Stored dataset items:
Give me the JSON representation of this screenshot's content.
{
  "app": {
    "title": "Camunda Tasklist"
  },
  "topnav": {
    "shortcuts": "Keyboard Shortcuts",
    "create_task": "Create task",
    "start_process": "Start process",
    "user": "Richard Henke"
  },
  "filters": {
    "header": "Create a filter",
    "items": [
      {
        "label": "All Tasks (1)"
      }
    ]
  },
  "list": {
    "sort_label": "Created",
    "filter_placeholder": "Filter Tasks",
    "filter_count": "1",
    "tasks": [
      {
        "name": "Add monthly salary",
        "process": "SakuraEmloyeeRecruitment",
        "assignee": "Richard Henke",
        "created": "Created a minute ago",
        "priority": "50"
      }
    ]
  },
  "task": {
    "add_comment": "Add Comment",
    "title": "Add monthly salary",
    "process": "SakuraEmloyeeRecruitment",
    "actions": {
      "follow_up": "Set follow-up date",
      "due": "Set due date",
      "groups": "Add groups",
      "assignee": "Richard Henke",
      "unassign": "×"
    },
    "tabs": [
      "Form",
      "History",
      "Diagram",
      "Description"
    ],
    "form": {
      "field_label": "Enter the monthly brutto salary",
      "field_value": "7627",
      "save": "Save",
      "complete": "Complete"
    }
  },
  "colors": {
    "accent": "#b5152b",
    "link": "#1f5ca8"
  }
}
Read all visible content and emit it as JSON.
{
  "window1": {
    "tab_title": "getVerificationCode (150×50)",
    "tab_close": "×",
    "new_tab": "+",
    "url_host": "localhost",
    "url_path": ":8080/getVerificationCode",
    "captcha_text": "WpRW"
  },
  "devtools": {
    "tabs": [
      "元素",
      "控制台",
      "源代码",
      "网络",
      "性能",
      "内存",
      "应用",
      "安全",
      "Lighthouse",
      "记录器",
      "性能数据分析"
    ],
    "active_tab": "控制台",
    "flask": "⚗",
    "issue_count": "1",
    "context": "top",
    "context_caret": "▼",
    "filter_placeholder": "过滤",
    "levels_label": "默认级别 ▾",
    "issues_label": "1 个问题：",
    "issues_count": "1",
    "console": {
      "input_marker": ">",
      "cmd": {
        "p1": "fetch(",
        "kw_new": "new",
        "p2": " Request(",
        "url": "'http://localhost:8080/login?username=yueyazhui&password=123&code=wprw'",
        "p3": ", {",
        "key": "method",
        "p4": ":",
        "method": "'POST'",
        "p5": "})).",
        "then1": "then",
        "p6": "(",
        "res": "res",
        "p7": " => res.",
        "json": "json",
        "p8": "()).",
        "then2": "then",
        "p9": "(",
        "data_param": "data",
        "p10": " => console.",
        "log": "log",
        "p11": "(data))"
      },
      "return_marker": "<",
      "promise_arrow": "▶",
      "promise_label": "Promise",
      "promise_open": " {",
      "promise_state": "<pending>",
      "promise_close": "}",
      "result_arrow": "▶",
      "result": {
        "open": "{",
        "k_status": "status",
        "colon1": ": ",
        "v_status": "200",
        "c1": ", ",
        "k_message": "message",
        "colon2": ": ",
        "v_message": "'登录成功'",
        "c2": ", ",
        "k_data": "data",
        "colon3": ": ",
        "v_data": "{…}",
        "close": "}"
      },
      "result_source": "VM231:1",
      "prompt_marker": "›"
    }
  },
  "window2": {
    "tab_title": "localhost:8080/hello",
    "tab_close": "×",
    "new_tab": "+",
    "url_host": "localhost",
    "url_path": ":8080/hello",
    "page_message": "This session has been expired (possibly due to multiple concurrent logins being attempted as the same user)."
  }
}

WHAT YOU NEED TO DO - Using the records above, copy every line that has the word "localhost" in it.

SOLVED EXERCISE -
    "url_host": "localhost",
        "url": "'http://localhost:8080/login?username=yueyazhui&password=123&code=wprw'",
    "tab_title": "localhost:8080/hello",
    "url_host": "localhost",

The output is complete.